Pick every line from the data below that contains the string "icon" and copy it.

—————

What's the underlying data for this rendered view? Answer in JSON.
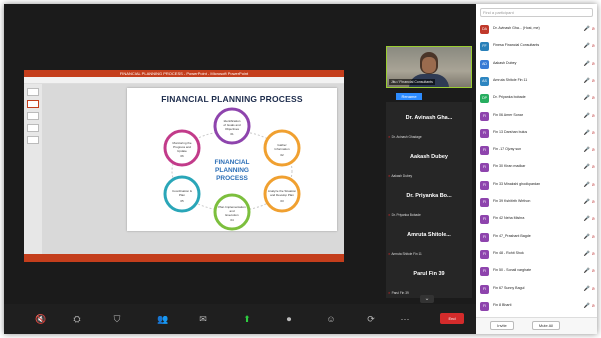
{
  "presentation": {
    "window_title": "FINANCIAL PLANNING PROCESS - PowerPoint - Microsoft PowerPoint",
    "slide_title": "FINANCIAL PLANNING PROCESS",
    "center_label": [
      "FINANCIAL",
      "PLANNING",
      "PROCESS"
    ],
    "steps": [
      {
        "text": [
          "Identification",
          "of Goals and",
          "Objectives"
        ],
        "num": "01"
      },
      {
        "text": [
          "Gather",
          "Information"
        ],
        "num": "02"
      },
      {
        "text": [
          "Analyze the Situation",
          "and Develop Plan"
        ],
        "num": "03"
      },
      {
        "text": [
          "Plan Implementation",
          "and",
          "Execution"
        ],
        "num": "04"
      },
      {
        "text": [
          "Coordination &",
          "Plan"
        ],
        "num": "05"
      },
      {
        "text": [
          "Monitoring the",
          "Progress and",
          "Update"
        ],
        "num": "06"
      }
    ]
  },
  "video": {
    "camera_name": "Jitu / Financial Consultants",
    "rename_label": "Rename",
    "tiles": [
      {
        "name": "Dr. Avinash Gha...",
        "sub": "Dr. Avinash Ghadage"
      },
      {
        "name": "Aakash Dubey",
        "sub": "Aakash Dubey"
      },
      {
        "name": "Dr. Priyanka Bo...",
        "sub": "Dr. Priyanka Bobade"
      },
      {
        "name": "Amruta Shitole...",
        "sub": "Amruta Shitole Fin 11"
      },
      {
        "name": "Parul Fin 39",
        "sub": "Parul Fin 39"
      }
    ]
  },
  "participants": {
    "search_placeholder": "Find a participant",
    "list": [
      {
        "initials": "DA",
        "color": "#c0392b",
        "name": "Dr. Avinash Gha... (Host, me)"
      },
      {
        "initials": "FF",
        "color": "#2980b9",
        "name": "Finesa Financial Consultants"
      },
      {
        "initials": "AD",
        "color": "#3a7bd5",
        "name": "Aakash Dubey"
      },
      {
        "initials": "AS",
        "color": "#2e86c1",
        "name": "Amruta Shitole Fin 11"
      },
      {
        "initials": "DP",
        "color": "#27ae60",
        "name": "Dr. Priyanka bobade"
      },
      {
        "initials": "FI",
        "color": "#8e44ad",
        "name": "Fin 06 Amer Sonar"
      },
      {
        "initials": "FI",
        "color": "#8e44ad",
        "name": "Fin 13 Darshan bulus"
      },
      {
        "initials": "FI",
        "color": "#8e44ad",
        "name": "Fin -17 Ojvay sun"
      },
      {
        "initials": "FI",
        "color": "#8e44ad",
        "name": "Fin 30 Kiran madkar"
      },
      {
        "initials": "FI",
        "color": "#8e44ad",
        "name": "Fin 33 Minakshi ghodkpardan"
      },
      {
        "initials": "FI",
        "color": "#8e44ad",
        "name": "Fin 39 Kshitirth Wirthon"
      },
      {
        "initials": "FI",
        "color": "#8e44ad",
        "name": "Fin 42 Neha Mishra"
      },
      {
        "initials": "FI",
        "color": "#8e44ad",
        "name": "Fin 47_Prashant Bagde"
      },
      {
        "initials": "FI",
        "color": "#8e44ad",
        "name": "Fin 48 - Rohit Shok"
      },
      {
        "initials": "FI",
        "color": "#8e44ad",
        "name": "Fin 50 - Sonali varghate"
      },
      {
        "initials": "FI",
        "color": "#8e44ad",
        "name": "Fin 67 Sunny Bagul"
      },
      {
        "initials": "FI",
        "color": "#8e44ad",
        "name": "Fin 8 Bharti"
      }
    ],
    "invite_label": "Invite",
    "mute_all_label": "Mute All"
  },
  "toolbar": {
    "end_label": "End"
  },
  "colors": {
    "ring_colors": [
      "#f0a030",
      "#f0a030",
      "#7cbf3d",
      "#7cbf3d",
      "#2aa6b8",
      "#c23b8a"
    ],
    "accent": "#2d8cff",
    "end": "#d42b2b"
  }
}
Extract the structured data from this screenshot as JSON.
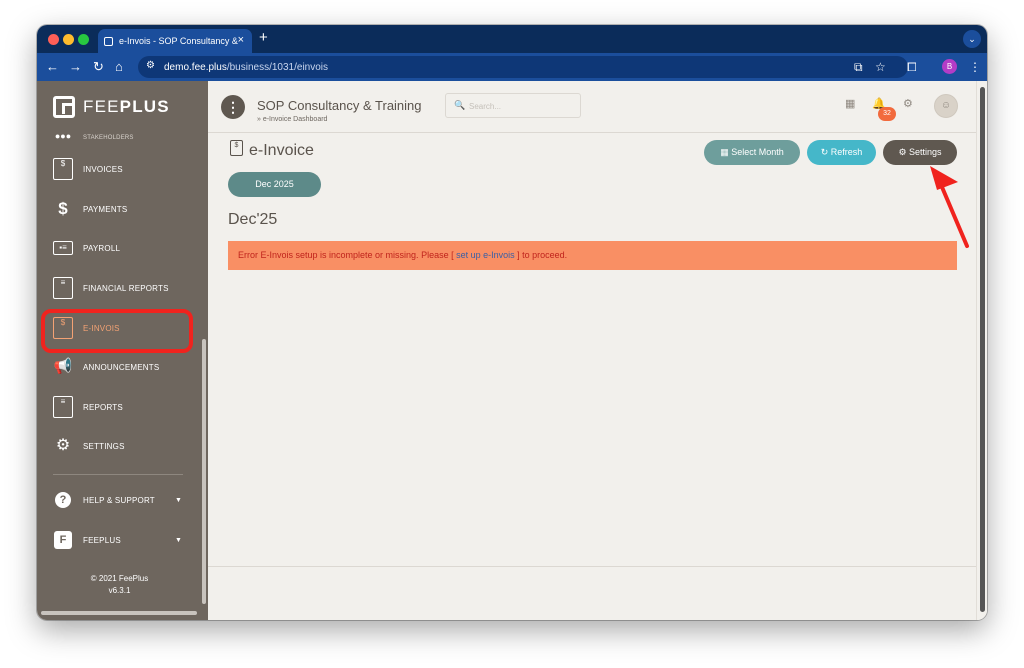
{
  "browser": {
    "tab_title": "e-Invois - SOP Consultancy &",
    "tab_close": "×",
    "new_tab": "+",
    "url_host": "demo.fee.plus",
    "url_path": "/business/1031/einvois",
    "profile_initial": "B"
  },
  "sidebar": {
    "logo_light": "FEE",
    "logo_bold": "PLUS",
    "partial_item": "STAKEHOLDERS",
    "items": [
      {
        "label": "INVOICES",
        "icon": "invoice-doc-icon"
      },
      {
        "label": "PAYMENTS",
        "icon": "dollar-icon"
      },
      {
        "label": "PAYROLL",
        "icon": "id-card-icon"
      },
      {
        "label": "FINANCIAL REPORTS",
        "icon": "report-doc-icon"
      },
      {
        "label": "E-INVOIS",
        "icon": "invoice-doc-icon",
        "active": true
      },
      {
        "label": "ANNOUNCEMENTS",
        "icon": "megaphone-icon"
      },
      {
        "label": "REPORTS",
        "icon": "document-icon"
      },
      {
        "label": "SETTINGS",
        "icon": "gears-icon"
      },
      {
        "label": "HELP & SUPPORT",
        "icon": "question-icon"
      },
      {
        "label": "FEEPLUS",
        "icon": "feeplus-icon"
      }
    ],
    "copyright": "© 2021 FeePlus",
    "version": "v6.3.1"
  },
  "topbar": {
    "business_name": "SOP Consultancy & Training",
    "breadcrumb": "» e-Invoice Dashboard",
    "search_placeholder": "Search...",
    "notification_count": "32"
  },
  "main": {
    "page_title": "e-Invoice",
    "buttons": {
      "select_month": "Select Month",
      "refresh": "Refresh",
      "settings": "Settings"
    },
    "period_label": "Dec 2025",
    "month_heading": "Dec'25",
    "alert": {
      "prefix": "Error E-Invois setup is incomplete or missing. Please [ ",
      "link": "set up e-Invois",
      "suffix": " ] to proceed."
    }
  },
  "colors": {
    "sidebar_bg": "#6e665e",
    "active_accent": "#f3a274",
    "select_month_btn": "#6e9e9c",
    "refresh_btn": "#45b7c9",
    "settings_btn": "#5f5850",
    "alert_bg": "#f98f64",
    "annotation_red": "#f0231e"
  }
}
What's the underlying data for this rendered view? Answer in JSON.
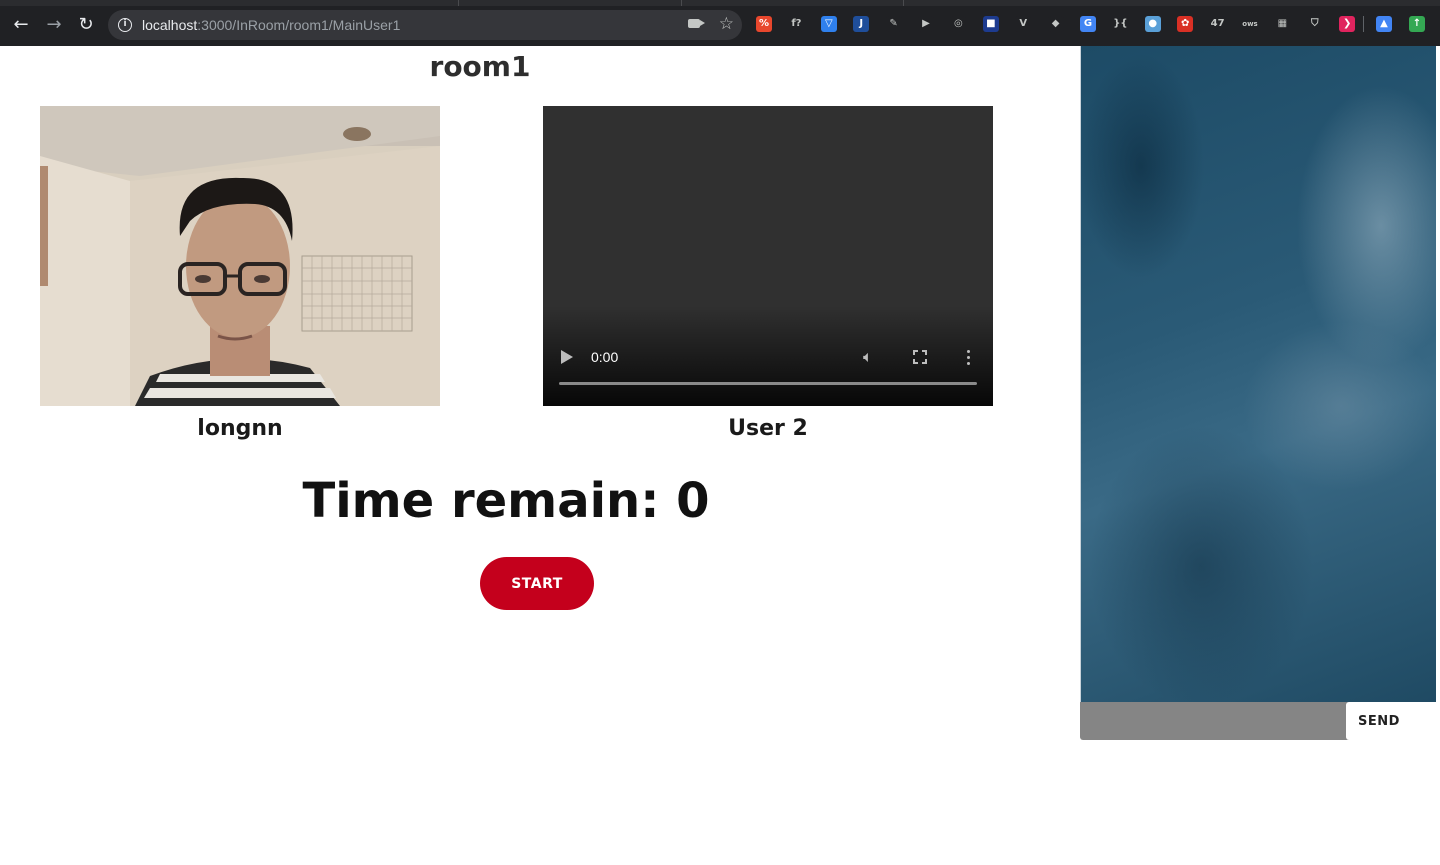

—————

**Solution to the exercise:**
        "icon": "invoice-doc-icon"
        "icon": "dollar-icon"
        "icon": "id-card-icon"
        "icon": "report-doc-icon"
        "icon": "invoice-doc-icon",
        "icon": "megaphone-icon"
        "icon": "document-icon"
        "icon": "gears-icon"
        "icon": "question-icon"
        "icon": "feeplus-icon"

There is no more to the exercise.